Exercise directions = Go through the records, and copy each line in which the string "files" is present.

Data for this task =
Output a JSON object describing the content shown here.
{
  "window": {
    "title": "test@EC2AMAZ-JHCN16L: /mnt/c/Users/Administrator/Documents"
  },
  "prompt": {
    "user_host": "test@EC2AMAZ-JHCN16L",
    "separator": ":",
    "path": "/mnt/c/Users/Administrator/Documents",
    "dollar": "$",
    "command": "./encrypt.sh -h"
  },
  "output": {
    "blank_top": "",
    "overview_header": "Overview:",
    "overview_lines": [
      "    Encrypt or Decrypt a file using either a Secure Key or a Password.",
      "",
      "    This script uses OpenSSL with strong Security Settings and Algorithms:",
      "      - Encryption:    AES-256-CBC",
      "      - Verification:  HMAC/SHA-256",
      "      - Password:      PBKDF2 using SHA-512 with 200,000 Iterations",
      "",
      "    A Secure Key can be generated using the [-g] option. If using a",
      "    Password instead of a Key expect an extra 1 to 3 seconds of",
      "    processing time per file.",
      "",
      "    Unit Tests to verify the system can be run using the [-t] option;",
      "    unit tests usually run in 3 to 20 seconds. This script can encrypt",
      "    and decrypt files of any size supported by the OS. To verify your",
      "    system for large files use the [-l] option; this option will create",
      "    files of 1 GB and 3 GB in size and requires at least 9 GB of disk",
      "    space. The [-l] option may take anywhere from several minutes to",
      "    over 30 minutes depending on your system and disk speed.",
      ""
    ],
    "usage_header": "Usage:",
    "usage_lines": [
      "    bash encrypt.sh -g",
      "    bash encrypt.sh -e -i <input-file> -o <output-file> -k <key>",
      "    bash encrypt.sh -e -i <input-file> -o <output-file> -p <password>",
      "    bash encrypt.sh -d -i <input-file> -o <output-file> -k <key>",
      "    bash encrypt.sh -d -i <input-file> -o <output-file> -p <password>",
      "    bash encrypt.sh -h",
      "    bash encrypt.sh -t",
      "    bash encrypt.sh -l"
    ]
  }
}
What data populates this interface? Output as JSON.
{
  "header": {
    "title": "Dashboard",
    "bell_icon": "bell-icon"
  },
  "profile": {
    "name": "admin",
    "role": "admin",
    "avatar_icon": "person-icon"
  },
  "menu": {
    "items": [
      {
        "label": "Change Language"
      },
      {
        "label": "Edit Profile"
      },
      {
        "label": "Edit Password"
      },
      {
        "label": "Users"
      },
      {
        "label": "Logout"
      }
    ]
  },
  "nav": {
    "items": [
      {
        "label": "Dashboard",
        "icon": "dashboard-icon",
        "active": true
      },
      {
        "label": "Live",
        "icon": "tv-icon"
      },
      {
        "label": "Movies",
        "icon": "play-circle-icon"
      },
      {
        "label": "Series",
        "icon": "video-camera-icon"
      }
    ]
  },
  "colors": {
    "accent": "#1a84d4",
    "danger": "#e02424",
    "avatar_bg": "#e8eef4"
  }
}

Problem solution =
      "    and decrypt files of any size supported by the OS. To verify your",
      "    system for large files use the [-l] option; this option will create",
      "    files of 1 GB and 3 GB in size and requires at least 9 GB of disk",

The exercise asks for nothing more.